Octet rule in the problem of structure database autogeneration

Nowadays, it is evident that the preliminary investigation of desired properties of chemical compounds is the most efficient way for most researches to search for new functional materials. It allows to optimize time and expences  dramatically by the elimination of inappropriate candidates at early stages of the process. The majority of such pre-screening approaches are based on QSPR analysis that implies application of regression models, genetic algorithms, neural networks, deep learning, etc. However, the selection of the compound set to choose from (especially in unexplored regions of chemical space) remains a non-trivial task. In this respect, there is a growing in the generation of virtual libraries of chemical systems.

For virtual compounds (i.e, for those that have not been synthesized yet) there is a possibility to calculate various physic-chemical properties such as refractive indices, constants of dissociation, boiling and melting points, lipophilicity, electronic, mass, NMR, and infra-red spectra, etc. Databases that accumulate these structures and their characteristics provide an easy way for search, systematization, and identification of compounds and open vast opportunities in machine learning for chemical needs. However, such approaches require immense computational capabilities to perform calculations and to store the values of desired properties.

Several projects are trying to overcome the problem of virtual compounds generation. Ones of the most promising are GDB [link], ChEMBL [link] and OMG [link]. Recently, the research group from Fraunhofer Institute for Algorithms and Scientific Computing proposed an algorithm based on the octet rule [link] that allows selecting structures from the overall generated graphs according to the following chemical considerations. The authors define the ‘valid chemistry’ as molecules in which all electrons are located in a complete electronic shell i.e., the correct number of electrons and electroneutrality of the molecule as a whole:


where \nu_{i} is the number of bonds where the ith atom is involved. The octet rule implicitly allows accounting Lewis structures, because it does not require every atom to be neutral by itself.

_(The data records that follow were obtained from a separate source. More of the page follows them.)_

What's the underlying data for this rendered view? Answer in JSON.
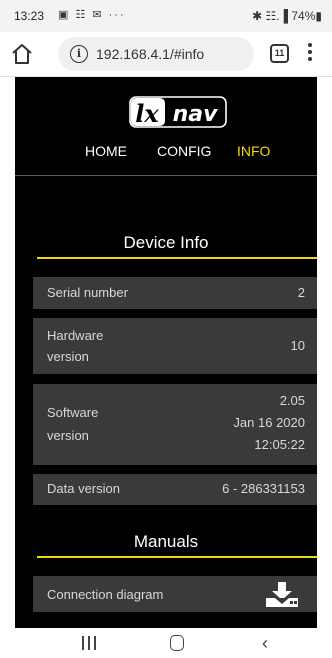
{
  "status_bar": {
    "time": "13:23",
    "left_icons": "▣ ☷ ✉ ···",
    "right_icons": "✱ ☷.▐ 74%▮"
  },
  "browser": {
    "url": "192.168.4.1/#info",
    "tab_count": "11"
  },
  "site": {
    "logo_text": "lxnav",
    "nav": {
      "home": "HOME",
      "config": "CONFIG",
      "info": "INFO"
    },
    "accent_color": "#f0dc00"
  },
  "device_info": {
    "title": "Device Info",
    "rows": [
      {
        "label": "Serial number",
        "value": "2"
      },
      {
        "label": "Hardware\nversion",
        "value": "10"
      },
      {
        "label": "Software\nversion",
        "value": "2.05\nJan 16 2020\n12:05:22"
      },
      {
        "label": "Data version",
        "value": "6 - 286331153"
      }
    ]
  },
  "manuals": {
    "title": "Manuals",
    "items": [
      {
        "label": "Connection diagram",
        "icon": "download-icon"
      }
    ]
  }
}
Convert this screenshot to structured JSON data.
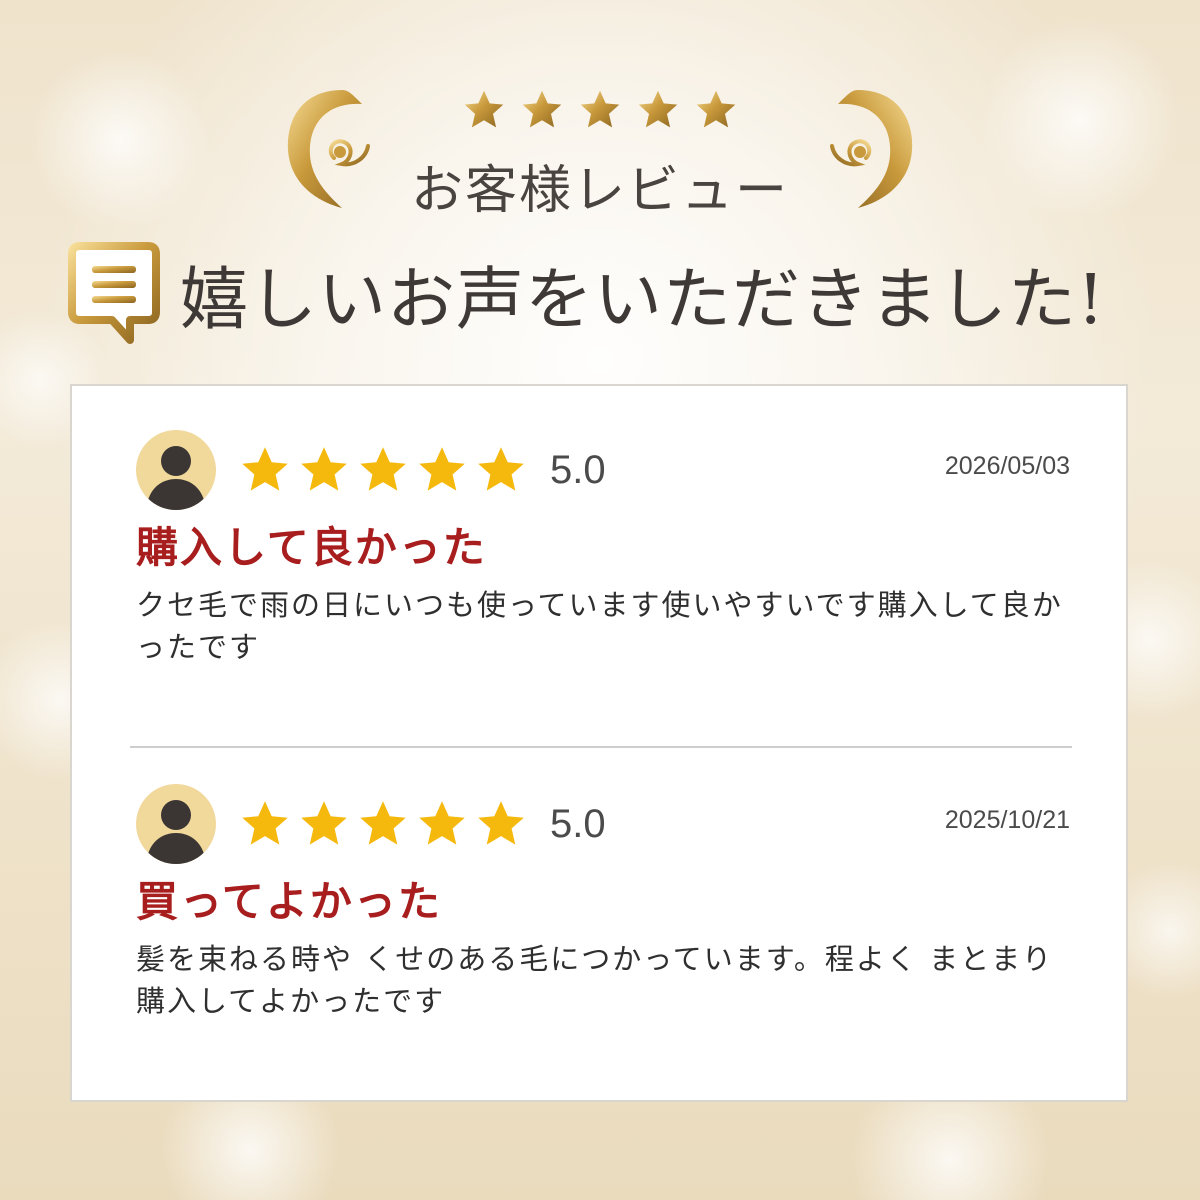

Such an algorithm has a number of advantages because it does not rely on predefined sets of atom valences that are obtained by the empiric data. It proposes some kind of ab initio approach to the generation of virtual compounds.

The stages of the generation are shown in the following figure:

Generation scheme

The decision on whether two compounds are mesomeric or tautomeric to each other is made based on the values of specially developed “keys”. The first one serves to eliminate automorphic structures, the second – mesomeric and the last one allows to exclude tautomers. However, identification of tautomers remains uncertain due to potential miscomprehension of the IUPAC definition by authors

… ethenol is tautomeric to ethanal and 1-hexene is tautomeric to 2-hexene, regardless of the interconversion time-scale. Also, we thus define the zwitterionic forms of amino acids to be tautomers of the nonionic forms and tautomerism to be a transitive relation: if both pairs 1-hexene/2-hexene and 2-hexene/3-hexene are tautomers, then also 1-hexene and 3-hexene are tautomers …

Whereas it is known that the case of ethenol/ethanal is a well-known example of keto-enol tautomerism: these two compounds are in the equilibrium, and the ratio [keto]/[enol] is near 10^7; the case of hex-1-ene and hex-2-ene represent two separate compounds that do not transform into each other under regular conditions. Notably, it is not the case for hex-1-ene/hex-3-ene pair. Consequently, based on the example of these alkene isomers, such selection rule will lead to systematical attribution of different alkenes/alkynes/etc. to the tautomers. Moreover, the question about optical isomers and conformers, that also might be removed or incorrectly classified remains opened (because authors have not discussed these problems). As seen, the mentioned limitation for the isomers with a different arrangement of double/triple bonds, however, would affect the general concept of the selection procedure.

To validate the generated virtual compounds, authors performed def2TZVP/DFT calculations for the set of 96 structures with three non-hydrogen atoms. First, the unclear moment is quite a questionable basis set choice, considering the fact that the systems are built only of C, N, O and F atoms, while the mentioned basis is developed for heavier atoms. Secondly, it is well known, that single ab initio calculation using only one basis set is not reliable and in certain cases may give an incorrect result. And the last, there is no data about initial approximation for geometry optimization. Likely, initial geometry is formed by the tabulated values of bond length, valence and dihedral angles. It means, that there may be unnecessary degeneration, that potentially leads to problematic structures. To exclude possible unstable solutions, it is necessary to analyze Hessian elements for negative values.

In summary, I believe that for the purpose of primary validation, the up-to-date semi-empirical approaches are sufficient enough. These methods are not computationally expensive and are suitable for large number of molecules, containing even several dozens of non-hydrogen atoms. The proposed generation algorithm, in contrast to earlier developed, has an important advantage- it does not include any predefined empiric considerations. It implies only chemical logic. However, it seems to be working fine only for atoms of the second-row elements. Generalization of the algorithm onto d-elements is not obvious, especially when it comes to metal complexes.